■ Exercise description: Determine how many lines below contain the word "follows", then state only that figure.

■ Material supplied:
= = = =
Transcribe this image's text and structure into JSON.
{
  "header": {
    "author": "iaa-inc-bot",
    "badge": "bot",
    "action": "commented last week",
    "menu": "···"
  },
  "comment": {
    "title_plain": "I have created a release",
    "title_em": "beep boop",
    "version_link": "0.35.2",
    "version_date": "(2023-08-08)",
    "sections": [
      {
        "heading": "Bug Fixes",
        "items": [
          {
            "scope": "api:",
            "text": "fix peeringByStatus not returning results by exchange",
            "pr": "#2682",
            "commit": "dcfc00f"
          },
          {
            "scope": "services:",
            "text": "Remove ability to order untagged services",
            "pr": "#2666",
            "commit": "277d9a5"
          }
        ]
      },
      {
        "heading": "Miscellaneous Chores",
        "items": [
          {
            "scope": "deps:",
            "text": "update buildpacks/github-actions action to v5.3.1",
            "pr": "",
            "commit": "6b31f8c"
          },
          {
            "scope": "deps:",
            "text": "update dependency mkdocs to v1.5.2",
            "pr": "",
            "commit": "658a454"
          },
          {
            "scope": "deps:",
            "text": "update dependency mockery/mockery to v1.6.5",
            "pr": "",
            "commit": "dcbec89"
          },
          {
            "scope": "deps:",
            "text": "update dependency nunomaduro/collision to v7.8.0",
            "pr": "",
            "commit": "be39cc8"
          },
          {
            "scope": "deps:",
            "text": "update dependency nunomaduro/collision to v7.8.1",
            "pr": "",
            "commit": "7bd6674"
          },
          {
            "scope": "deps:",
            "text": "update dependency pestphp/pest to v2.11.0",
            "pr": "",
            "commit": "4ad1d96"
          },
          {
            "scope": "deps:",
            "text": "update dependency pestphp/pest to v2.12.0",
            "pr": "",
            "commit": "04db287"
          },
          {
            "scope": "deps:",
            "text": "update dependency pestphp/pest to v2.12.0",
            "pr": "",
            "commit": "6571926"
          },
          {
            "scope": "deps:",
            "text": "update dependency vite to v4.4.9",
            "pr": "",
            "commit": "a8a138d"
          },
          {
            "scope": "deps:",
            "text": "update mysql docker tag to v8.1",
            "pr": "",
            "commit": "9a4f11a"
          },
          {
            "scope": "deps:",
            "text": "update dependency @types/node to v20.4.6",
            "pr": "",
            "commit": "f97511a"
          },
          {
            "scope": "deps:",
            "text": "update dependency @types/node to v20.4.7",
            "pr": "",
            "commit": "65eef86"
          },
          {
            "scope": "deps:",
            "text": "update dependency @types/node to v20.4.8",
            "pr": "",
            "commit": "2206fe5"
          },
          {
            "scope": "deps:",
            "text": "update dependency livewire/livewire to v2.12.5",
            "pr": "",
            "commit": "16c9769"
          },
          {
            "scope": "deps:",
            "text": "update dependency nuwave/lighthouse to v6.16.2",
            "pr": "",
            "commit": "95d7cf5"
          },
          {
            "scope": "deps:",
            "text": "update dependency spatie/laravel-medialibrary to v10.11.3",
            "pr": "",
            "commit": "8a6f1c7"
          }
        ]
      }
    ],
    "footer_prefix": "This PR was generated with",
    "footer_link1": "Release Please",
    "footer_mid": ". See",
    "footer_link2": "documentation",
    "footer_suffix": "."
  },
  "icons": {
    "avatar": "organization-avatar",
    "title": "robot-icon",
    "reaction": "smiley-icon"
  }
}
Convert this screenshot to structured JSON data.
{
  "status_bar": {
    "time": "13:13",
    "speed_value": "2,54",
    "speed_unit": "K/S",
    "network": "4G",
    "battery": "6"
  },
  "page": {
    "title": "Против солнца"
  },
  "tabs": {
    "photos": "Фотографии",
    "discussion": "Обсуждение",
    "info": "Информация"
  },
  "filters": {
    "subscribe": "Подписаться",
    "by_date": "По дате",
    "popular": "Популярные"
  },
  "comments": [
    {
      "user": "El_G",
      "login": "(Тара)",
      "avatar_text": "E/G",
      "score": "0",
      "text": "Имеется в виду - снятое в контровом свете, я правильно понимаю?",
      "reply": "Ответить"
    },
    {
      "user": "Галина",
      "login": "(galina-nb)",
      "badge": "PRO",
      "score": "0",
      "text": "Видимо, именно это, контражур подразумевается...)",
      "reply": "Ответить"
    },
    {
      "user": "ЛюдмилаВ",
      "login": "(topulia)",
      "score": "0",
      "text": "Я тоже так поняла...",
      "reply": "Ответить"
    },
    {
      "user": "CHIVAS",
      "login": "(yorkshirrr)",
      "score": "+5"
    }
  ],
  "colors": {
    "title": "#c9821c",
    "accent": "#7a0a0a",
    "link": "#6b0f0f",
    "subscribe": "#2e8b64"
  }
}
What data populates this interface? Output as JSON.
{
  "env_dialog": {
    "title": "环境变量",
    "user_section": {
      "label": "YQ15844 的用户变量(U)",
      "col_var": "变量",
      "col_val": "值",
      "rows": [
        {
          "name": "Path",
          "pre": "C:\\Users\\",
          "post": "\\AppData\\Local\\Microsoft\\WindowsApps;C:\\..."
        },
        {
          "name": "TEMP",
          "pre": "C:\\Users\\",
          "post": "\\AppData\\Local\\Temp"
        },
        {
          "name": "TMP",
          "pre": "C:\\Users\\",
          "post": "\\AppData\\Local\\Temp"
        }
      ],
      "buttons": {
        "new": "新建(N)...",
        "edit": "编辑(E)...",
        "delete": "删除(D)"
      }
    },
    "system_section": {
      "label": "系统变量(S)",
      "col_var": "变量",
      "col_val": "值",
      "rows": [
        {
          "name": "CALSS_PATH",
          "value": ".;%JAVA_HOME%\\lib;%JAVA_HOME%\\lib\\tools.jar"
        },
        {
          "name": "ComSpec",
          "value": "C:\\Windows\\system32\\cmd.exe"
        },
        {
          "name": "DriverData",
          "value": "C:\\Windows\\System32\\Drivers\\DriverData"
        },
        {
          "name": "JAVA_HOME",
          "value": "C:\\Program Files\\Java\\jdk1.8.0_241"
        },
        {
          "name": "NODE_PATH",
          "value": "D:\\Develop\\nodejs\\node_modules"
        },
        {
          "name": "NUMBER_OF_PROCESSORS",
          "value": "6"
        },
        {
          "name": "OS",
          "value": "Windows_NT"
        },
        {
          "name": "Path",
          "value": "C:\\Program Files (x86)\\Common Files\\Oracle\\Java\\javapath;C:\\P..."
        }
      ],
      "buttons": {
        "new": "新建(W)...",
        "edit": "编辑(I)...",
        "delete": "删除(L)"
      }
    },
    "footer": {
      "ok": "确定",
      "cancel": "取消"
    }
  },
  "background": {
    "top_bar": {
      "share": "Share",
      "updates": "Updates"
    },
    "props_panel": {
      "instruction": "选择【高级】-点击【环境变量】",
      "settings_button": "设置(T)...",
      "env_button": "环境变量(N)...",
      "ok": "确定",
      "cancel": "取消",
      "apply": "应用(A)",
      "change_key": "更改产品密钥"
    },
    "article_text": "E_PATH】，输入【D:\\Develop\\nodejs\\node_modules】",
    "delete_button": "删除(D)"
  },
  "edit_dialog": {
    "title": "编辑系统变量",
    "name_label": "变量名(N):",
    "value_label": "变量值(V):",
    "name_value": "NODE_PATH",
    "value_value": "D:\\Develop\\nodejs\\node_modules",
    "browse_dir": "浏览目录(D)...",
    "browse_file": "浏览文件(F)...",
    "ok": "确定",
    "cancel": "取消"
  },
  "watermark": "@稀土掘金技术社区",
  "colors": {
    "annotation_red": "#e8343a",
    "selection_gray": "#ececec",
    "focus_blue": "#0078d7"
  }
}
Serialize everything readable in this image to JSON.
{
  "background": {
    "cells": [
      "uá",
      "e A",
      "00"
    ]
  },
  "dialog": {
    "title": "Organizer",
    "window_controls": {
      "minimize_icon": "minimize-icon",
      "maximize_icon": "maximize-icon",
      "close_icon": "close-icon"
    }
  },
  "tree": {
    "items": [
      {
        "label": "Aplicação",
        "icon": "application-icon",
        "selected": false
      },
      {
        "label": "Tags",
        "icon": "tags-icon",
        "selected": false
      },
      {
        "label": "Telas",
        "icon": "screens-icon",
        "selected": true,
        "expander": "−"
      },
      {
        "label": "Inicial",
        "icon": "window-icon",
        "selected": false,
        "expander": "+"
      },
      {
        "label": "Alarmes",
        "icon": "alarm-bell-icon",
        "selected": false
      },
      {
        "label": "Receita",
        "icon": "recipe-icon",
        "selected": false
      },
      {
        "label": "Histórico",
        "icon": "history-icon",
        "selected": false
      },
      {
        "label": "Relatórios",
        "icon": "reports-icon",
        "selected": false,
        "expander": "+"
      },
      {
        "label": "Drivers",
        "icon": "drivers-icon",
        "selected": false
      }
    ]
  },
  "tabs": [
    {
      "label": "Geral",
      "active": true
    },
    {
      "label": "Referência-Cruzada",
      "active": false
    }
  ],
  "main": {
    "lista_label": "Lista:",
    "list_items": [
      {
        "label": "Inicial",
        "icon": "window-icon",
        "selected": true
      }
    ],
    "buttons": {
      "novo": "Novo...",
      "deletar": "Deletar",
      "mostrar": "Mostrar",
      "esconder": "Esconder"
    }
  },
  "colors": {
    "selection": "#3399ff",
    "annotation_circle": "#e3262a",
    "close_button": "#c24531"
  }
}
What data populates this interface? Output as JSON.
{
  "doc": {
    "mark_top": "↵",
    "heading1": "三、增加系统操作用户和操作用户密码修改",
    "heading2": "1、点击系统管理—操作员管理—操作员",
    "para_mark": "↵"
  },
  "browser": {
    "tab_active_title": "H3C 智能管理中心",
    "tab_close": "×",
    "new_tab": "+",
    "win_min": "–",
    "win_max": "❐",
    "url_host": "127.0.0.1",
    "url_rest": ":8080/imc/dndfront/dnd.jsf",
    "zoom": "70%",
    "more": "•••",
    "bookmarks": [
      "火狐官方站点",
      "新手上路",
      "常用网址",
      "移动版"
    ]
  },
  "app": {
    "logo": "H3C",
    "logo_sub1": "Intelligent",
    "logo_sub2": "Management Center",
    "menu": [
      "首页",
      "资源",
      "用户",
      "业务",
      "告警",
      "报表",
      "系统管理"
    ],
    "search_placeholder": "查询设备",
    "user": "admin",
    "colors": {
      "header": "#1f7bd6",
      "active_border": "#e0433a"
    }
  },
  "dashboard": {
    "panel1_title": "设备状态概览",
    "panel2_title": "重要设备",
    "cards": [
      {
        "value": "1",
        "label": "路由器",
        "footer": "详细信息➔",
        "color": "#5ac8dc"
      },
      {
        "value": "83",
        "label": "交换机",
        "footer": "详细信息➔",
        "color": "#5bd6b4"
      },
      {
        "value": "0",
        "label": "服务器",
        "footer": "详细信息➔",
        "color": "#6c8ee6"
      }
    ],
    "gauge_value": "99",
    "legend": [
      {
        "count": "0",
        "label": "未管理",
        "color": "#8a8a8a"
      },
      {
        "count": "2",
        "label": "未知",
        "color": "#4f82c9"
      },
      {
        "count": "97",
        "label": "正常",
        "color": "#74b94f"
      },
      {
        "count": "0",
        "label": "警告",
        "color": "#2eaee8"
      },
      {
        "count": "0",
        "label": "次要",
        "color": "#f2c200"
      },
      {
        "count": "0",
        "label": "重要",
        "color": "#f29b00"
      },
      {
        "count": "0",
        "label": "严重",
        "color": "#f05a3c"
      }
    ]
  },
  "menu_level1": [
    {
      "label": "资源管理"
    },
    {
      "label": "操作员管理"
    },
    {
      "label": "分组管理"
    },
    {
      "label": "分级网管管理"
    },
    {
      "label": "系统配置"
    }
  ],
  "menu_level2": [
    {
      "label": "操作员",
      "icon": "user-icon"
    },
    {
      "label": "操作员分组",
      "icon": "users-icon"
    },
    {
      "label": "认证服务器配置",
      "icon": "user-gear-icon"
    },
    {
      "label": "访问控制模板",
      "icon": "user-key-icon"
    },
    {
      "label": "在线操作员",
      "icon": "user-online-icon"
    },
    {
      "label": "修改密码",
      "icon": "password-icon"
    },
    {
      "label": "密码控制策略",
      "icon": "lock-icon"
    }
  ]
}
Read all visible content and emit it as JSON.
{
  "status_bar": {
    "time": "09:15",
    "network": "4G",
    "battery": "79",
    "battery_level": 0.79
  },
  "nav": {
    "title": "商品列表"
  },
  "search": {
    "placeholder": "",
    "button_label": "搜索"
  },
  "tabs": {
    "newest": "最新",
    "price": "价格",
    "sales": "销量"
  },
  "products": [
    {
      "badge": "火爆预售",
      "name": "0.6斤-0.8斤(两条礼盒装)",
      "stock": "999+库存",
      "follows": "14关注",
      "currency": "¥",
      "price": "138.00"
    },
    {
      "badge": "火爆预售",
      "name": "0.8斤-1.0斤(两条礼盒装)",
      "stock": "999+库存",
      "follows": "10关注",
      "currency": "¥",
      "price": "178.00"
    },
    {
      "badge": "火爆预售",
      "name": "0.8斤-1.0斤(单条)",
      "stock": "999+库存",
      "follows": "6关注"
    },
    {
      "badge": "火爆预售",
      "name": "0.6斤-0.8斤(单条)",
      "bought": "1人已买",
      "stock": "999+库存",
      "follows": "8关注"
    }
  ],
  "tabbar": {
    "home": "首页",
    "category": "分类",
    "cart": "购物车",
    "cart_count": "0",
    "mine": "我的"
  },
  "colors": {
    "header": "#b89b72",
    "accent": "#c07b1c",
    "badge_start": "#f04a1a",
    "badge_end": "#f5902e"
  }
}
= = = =
■ Exercise answer: 4